_Task to complete_
How many lines in the material below contain the string "SAVE"? Answer with the number alone.

_Material for this exercise_
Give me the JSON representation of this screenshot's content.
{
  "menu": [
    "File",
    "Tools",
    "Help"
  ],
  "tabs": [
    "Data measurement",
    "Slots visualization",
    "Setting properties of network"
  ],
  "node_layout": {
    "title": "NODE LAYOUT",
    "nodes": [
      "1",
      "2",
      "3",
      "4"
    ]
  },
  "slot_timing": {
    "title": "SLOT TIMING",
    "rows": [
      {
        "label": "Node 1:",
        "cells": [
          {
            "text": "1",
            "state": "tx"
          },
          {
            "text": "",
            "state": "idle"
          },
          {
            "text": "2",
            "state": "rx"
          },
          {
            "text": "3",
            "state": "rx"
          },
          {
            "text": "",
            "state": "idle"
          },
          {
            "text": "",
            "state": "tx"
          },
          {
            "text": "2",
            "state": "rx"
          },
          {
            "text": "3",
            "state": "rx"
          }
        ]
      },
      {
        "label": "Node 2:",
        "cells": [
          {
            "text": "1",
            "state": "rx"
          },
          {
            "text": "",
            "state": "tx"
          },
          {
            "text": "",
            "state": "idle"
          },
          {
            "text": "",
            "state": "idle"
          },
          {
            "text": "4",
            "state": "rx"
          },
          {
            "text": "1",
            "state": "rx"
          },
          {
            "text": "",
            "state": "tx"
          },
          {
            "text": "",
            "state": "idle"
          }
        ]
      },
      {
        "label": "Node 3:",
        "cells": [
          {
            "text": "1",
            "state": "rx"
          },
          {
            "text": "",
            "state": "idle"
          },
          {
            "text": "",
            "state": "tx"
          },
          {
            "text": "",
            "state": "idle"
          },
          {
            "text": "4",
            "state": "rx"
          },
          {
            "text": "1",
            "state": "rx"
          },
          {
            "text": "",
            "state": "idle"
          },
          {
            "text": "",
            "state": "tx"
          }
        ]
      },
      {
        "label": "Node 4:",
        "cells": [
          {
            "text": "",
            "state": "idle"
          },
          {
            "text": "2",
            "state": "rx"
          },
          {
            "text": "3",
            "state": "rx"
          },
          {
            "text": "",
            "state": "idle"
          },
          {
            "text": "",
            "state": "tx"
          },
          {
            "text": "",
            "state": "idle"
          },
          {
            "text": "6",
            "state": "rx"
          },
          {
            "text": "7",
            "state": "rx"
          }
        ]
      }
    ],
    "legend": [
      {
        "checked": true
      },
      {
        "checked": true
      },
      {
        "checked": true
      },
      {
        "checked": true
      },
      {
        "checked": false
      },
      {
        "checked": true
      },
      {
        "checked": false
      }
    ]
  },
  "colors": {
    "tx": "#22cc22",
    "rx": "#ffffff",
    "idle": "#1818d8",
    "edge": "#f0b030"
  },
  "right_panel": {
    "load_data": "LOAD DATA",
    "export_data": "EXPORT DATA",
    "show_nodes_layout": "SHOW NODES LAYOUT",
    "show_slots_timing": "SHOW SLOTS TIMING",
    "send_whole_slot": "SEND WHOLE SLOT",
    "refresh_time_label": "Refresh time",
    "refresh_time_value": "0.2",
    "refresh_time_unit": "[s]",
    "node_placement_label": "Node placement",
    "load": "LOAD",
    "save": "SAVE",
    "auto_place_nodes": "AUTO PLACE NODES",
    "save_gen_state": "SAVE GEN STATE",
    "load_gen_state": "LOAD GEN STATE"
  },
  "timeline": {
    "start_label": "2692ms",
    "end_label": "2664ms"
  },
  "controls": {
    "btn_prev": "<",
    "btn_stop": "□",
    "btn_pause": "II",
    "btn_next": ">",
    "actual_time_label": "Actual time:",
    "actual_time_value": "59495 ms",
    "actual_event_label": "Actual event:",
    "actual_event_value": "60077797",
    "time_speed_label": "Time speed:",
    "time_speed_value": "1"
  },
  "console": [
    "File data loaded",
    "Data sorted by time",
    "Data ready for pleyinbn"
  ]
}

_Task answer_
2